[Data records for software interfaces]
-*-

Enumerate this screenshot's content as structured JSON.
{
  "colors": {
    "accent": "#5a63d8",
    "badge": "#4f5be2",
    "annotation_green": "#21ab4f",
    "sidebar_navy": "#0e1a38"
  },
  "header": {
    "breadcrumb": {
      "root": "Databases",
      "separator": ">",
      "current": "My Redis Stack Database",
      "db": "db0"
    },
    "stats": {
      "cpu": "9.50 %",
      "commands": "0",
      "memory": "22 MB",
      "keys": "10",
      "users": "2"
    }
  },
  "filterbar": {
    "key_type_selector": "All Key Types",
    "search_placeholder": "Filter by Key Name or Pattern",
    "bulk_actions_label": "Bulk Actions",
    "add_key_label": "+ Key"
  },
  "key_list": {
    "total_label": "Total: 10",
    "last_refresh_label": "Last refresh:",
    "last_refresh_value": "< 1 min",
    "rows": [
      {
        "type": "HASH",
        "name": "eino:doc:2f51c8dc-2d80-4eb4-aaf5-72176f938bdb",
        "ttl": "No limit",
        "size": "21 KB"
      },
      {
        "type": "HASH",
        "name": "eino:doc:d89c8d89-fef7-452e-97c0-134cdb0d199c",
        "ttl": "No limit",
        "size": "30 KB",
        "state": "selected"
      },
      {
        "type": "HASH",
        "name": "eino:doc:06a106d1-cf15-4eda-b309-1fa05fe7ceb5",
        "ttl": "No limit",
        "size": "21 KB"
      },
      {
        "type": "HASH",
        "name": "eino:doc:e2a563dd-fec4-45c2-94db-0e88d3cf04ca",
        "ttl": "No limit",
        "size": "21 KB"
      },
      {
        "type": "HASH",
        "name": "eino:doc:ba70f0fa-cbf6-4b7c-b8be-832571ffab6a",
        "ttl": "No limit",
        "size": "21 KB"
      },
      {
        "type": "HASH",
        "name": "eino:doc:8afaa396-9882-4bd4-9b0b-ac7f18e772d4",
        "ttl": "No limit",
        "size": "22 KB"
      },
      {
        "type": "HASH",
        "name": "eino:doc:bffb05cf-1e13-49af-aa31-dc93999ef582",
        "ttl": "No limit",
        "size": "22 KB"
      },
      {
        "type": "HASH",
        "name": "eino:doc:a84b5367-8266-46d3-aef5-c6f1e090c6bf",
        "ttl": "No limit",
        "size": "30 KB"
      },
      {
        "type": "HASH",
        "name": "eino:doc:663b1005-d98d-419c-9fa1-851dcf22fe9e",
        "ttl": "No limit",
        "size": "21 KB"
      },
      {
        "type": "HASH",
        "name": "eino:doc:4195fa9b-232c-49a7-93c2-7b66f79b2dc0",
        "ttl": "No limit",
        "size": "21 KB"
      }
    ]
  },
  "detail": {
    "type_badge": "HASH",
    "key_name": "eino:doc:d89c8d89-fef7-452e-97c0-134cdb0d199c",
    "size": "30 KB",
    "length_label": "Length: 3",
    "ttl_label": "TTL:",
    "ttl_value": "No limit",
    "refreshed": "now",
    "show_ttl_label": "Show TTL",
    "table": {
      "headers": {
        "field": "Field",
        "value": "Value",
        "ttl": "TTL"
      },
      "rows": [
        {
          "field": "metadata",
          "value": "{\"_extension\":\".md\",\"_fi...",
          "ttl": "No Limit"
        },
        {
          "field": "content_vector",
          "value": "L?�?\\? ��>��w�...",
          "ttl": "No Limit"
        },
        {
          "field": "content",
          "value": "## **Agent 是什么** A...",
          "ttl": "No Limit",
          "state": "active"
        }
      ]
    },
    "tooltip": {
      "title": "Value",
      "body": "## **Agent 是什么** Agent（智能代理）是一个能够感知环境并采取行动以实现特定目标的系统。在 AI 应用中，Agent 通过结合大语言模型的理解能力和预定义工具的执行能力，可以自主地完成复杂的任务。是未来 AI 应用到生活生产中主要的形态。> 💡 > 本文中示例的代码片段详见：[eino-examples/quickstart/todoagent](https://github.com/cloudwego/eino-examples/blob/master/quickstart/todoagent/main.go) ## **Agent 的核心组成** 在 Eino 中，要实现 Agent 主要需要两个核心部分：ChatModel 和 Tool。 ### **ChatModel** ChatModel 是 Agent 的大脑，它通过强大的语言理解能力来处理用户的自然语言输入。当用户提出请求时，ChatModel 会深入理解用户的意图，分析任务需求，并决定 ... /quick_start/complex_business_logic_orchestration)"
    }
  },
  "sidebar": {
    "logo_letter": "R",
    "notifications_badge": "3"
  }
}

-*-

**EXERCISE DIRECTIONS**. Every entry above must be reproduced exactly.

**ANSWER TO THIS TASK**.
Enumerate this screenshot's content as structured JSON.
{
  "colors": {
    "accent": "#5a63d8",
    "badge": "#4f5be2",
    "annotation_green": "#21ab4f",
    "sidebar_navy": "#0e1a38"
  },
  "header": {
    "breadcrumb": {
      "root": "Databases",
      "separator": ">",
      "current": "My Redis Stack Database",
      "db": "db0"
    },
    "stats": {
      "cpu": "9.50 %",
      "commands": "0",
      "memory": "22 MB",
      "keys": "10",
      "users": "2"
    }
  },
  "filterbar": {
    "key_type_selector": "All Key Types",
    "search_placeholder": "Filter by Key Name or Pattern",
    "bulk_actions_label": "Bulk Actions",
    "add_key_label": "+ Key"
  },
  "key_list": {
    "total_label": "Total: 10",
    "last_refresh_label": "Last refresh:",
    "last_refresh_value": "< 1 min",
    "rows": [
      {
        "type": "HASH",
        "name": "eino:doc:2f51c8dc-2d80-4eb4-aaf5-72176f938bdb",
        "ttl": "No limit",
        "size": "21 KB"
      },
      {
        "type": "HASH",
        "name": "eino:doc:d89c8d89-fef7-452e-97c0-134cdb0d199c",
        "ttl": "No limit",
        "size": "30 KB",
        "state": "selected"
      },
      {
        "type": "HASH",
        "name": "eino:doc:06a106d1-cf15-4eda-b309-1fa05fe7ceb5",
        "ttl": "No limit",
        "size": "21 KB"
      },
      {
        "type": "HASH",
        "name": "eino:doc:e2a563dd-fec4-45c2-94db-0e88d3cf04ca",
        "ttl": "No limit",
        "size": "21 KB"
      },
      {
        "type": "HASH",
        "name": "eino:doc:ba70f0fa-cbf6-4b7c-b8be-832571ffab6a",
        "ttl": "No limit",
        "size": "21 KB"
      },
      {
        "type": "HASH",
        "name": "eino:doc:8afaa396-9882-4bd4-9b0b-ac7f18e772d4",
        "ttl": "No limit",
        "size": "22 KB"
      },
      {
        "type": "HASH",
        "name": "eino:doc:bffb05cf-1e13-49af-aa31-dc93999ef582",
        "ttl": "No limit",
        "size": "22 KB"
      },
      {
        "type": "HASH",
        "name": "eino:doc:a84b5367-8266-46d3-aef5-c6f1e090c6bf",
        "ttl": "No limit",
        "size": "30 KB"
      },
      {
        "type": "HASH",
        "name": "eino:doc:663b1005-d98d-419c-9fa1-851dcf22fe9e",
        "ttl": "No limit",
        "size": "21 KB"
      },
      {
        "type": "HASH",
        "name": "eino:doc:4195fa9b-232c-49a7-93c2-7b66f79b2dc0",
        "ttl": "No limit",
        "size": "21 KB"
      }
    ]
  },
  "detail": {
    "type_badge": "HASH",
    "key_name": "eino:doc:d89c8d89-fef7-452e-97c0-134cdb0d199c",
    "size": "30 KB",
    "length_label": "Length: 3",
    "ttl_label": "TTL:",
    "ttl_value": "No limit",
    "refreshed": "now",
    "show_ttl_label": "Show TTL",
    "table": {
      "headers": {
        "field": "Field",
        "value": "Value",
        "ttl": "TTL"
      },
      "rows": [
        {
          "field": "metadata",
          "value": "{\"_extension\":\".md\",\"_fi...",
          "ttl": "No Limit"
        },
        {
          "field": "content_vector",
          "value": "L?�?\\? ��>��w�...",
          "ttl": "No Limit"
        },
        {
          "field": "content",
          "value": "## **Agent 是什么** A...",
          "ttl": "No Limit",
          "state": "active"
        }
      ]
    },
    "tooltip": {
      "title": "Value",
      "body": "## **Agent 是什么** Agent（智能代理）是一个能够感知环境并采取行动以实现特定目标的系统。在 AI 应用中，Agent 通过结合大语言模型的理解能力和预定义工具的执行能力，可以自主地完成复杂的任务。是未来 AI 应用到生活生产中主要的形态。> 💡 > 本文中示例的代码片段详见：[eino-examples/quickstart/todoagent](https://github.com/cloudwego/eino-examples/blob/master/quickstart/todoagent/main.go) ## **Agent 的核心组成** 在 Eino 中，要实现 Agent 主要需要两个核心部分：ChatModel 和 Tool。 ### **ChatModel** ChatModel 是 Agent 的大脑，它通过强大的语言理解能力来处理用户的自然语言输入。当用户提出请求时，ChatModel 会深入理解用户的意图，分析任务需求，并决定 ... /quick_start/complex_business_logic_orchestration)"
    }
  },
  "sidebar": {
    "logo_letter": "R",
    "notifications_badge": "3"
  }
}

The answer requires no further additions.